Design choices

I decided to store metadata and numeric data for each time-series in separate tables in DuckDB (linked by a unique series id). Metadata captures all non-numeric aspects of the data like text descriptions of the time-series, and information about the relationships among time-series for those that are part of hierarchical data frameworks. For now, I’ve handled hierarchies in a simple way by tagging each time-series with the id of its ‘parent’ series in the hierarchy (if any). This allows hierarchies of data series (e.g. the different levels of Consumer Price Index data) to be expressed as a ‘rooted tree’ network graph. This makes it easy to do things that might be useful for analysing the data, like find all series at a certain level in a hierarchy, or find all the outer-most ’leaves’ of the tree (i.e. the most narrowly defined or most detailed time-series in the hierarchy). In R, the tidygraph package is great for this sort of thing.

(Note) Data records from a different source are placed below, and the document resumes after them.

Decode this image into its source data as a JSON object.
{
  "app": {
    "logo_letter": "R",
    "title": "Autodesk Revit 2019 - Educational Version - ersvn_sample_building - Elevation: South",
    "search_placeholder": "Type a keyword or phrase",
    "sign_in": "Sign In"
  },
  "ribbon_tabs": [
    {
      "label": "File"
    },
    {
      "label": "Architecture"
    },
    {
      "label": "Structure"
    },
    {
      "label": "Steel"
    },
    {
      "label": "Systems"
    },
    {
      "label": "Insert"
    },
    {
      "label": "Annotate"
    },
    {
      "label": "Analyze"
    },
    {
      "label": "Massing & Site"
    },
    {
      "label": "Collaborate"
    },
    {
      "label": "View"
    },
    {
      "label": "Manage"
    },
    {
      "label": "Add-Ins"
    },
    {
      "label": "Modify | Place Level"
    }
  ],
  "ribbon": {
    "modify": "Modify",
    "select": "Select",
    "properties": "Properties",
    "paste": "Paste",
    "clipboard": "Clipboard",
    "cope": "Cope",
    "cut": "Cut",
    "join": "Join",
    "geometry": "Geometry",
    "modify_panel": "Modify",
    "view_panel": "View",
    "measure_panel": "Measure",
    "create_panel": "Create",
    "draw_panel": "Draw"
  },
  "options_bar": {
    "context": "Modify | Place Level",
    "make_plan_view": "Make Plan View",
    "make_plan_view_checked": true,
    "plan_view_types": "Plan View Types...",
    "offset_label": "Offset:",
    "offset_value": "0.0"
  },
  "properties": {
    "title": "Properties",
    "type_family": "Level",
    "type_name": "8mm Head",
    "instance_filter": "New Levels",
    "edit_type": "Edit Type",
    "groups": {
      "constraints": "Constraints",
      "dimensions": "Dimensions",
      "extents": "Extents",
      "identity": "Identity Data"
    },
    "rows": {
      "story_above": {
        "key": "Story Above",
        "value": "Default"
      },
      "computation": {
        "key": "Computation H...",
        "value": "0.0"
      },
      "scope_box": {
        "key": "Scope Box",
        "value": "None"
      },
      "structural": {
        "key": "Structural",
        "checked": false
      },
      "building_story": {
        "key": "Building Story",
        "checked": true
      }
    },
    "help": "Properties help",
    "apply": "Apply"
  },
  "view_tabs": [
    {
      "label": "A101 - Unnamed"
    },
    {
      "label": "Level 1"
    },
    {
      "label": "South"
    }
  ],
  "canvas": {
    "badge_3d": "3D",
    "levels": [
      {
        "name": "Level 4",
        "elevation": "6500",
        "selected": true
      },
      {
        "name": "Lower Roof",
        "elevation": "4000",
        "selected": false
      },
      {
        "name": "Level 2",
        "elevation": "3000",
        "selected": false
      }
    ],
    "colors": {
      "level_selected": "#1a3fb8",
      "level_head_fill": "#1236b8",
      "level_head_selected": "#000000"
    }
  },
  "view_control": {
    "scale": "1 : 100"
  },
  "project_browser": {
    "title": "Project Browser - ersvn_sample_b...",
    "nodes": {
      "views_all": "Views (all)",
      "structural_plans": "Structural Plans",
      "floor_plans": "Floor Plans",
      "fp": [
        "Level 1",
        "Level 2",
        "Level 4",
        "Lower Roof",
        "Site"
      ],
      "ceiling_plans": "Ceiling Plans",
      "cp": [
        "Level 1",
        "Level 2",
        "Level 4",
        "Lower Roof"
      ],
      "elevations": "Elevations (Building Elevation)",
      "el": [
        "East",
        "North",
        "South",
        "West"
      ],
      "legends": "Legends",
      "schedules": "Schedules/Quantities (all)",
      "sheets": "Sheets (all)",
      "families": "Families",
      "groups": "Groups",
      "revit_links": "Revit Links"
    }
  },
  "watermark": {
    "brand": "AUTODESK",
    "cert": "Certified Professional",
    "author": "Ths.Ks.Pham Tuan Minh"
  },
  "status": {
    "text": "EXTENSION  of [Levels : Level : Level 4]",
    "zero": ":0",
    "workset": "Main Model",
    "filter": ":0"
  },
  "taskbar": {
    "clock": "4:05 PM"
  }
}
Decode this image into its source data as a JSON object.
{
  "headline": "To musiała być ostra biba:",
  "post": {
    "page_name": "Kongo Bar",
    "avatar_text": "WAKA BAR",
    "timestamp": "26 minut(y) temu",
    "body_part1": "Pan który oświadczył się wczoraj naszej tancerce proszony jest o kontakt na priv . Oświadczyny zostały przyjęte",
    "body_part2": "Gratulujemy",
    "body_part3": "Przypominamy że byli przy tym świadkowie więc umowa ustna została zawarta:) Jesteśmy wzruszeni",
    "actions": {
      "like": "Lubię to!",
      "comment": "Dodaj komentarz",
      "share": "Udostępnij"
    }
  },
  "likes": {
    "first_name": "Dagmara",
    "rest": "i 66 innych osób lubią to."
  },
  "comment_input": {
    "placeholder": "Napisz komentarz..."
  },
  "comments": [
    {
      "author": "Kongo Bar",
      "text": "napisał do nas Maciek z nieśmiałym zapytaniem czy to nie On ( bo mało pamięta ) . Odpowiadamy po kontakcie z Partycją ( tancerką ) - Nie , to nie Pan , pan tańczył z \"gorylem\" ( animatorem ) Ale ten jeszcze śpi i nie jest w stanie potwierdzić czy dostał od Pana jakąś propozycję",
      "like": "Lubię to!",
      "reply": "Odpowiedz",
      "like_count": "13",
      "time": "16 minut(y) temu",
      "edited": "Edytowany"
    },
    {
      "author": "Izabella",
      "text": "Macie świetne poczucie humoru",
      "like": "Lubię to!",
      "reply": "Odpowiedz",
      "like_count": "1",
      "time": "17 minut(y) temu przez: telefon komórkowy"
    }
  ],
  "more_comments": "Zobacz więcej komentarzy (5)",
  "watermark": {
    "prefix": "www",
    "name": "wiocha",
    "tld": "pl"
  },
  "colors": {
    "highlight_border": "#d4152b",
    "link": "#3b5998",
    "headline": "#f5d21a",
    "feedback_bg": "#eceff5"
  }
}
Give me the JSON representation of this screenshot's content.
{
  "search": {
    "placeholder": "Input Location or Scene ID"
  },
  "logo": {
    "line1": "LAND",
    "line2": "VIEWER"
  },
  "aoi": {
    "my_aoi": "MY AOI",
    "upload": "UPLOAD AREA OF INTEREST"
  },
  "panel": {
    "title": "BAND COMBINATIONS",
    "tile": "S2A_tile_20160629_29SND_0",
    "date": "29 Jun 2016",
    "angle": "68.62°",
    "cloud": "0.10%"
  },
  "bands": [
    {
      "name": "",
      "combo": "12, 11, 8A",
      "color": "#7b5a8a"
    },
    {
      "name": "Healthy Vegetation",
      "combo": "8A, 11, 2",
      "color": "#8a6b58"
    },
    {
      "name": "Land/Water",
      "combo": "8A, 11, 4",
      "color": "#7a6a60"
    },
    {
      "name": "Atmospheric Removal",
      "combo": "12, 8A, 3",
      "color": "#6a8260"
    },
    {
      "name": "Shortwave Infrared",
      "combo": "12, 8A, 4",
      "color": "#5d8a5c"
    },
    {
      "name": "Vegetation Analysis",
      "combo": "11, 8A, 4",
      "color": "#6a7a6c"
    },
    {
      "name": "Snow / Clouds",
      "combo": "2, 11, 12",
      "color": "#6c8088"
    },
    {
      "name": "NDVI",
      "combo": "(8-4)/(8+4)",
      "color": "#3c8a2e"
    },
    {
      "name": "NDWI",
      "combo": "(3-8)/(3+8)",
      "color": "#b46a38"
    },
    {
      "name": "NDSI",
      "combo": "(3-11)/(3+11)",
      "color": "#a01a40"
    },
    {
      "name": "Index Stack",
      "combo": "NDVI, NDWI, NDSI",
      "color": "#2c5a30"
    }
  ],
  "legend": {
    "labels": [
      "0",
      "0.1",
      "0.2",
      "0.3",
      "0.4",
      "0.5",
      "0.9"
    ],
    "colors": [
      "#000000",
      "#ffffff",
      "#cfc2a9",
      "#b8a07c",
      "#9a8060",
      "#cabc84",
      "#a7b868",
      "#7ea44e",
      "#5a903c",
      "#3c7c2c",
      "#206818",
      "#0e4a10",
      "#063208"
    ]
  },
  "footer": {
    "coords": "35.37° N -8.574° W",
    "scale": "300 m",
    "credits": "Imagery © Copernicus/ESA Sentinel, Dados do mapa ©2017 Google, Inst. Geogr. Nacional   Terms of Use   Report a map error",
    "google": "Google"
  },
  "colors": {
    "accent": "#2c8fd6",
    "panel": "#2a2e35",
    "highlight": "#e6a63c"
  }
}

The other design decisions I made aim to keep the system as simple as possible. I decided to store only the latest version of each time-series. In practice, time-series data changes over time as new data data points get added and sometimes existing data points are revised. This leads to different versions of a time-series that existed at different points in time in the past. It’s possible to keep track of these versions to be able to ‘roll back’ a dataset to see exactly what it looked like at any previous point in time. I decided that the added complexity of keeping track of historic versions wasn’t worth it for my use cases. So whenever new data for a time-series is available, all existing data in the database is replaced with the new data. I’m aware this means that errors in a data update could wipe out previously valid data, but given the types of data sources I’m using for now (official statistics), this is unlikely, or would be corrected very quickly if it happened.

Another limitation is that my framework only works with regular time-series that are measured on a fixed schedule, e.g. monthly, quarterly, or annual. It’s not set up to handle data that is more frequent than daily (I’m only storing dates, not timestamps). For public time-series data of the sort published by statistics agencies this isn’t a problem, and building a system that can cope with realtime or ad-hoc frequency is a lot more complicated.

Making it go

The ‘data cleaner’ R code is mostly custom code for each source. It downloads a data file and checks if it’s different from the previous download of the same file (if any). If there are any differences, the whole thing is loaded into the database, updating and appending any data that was already there. Each data source requires its own bespoke cleaning to separate the data and metadata, standardise column names, reformat dates, and fix other oddities (Fun fact: in some Stats NZ datasets, dates in October are coded as “1” for the month and January dates are coded as “01”. Funner fact: StatsNZ knows about this, but they won’t fix it in case it breaks the code that anyone has written to clean up the errors in their data!).

The ‘data loader’ code is more straighforward. It just grabs whatever data is needed for a visualisation from DuckDB, maybe does some calculations or transformations, and dumps the output in CSV format. A data visualisation in Observable Framework then loads this data and does whatever needed to show charts, etc, using Observable Plot or other Observable tools.

Next steps

I’ve only pulled in a few time-series datasets so far, so the next task is to import a lot more. Since each dataset has its own little quirks, it’s a bit time-consuming to write and test the cleaning code, but that’s a one-off task (until something changes in the source format, and it breaks).

For now, the process to update each dataset will be run manually, so I can keep an eye on things and fix any errors. Once it seems to be working smoothly, I’ll wrap the data cleaners in a master script that runs them all on a regular schedule, and produces a summary of what changed so I can keep tabs on things.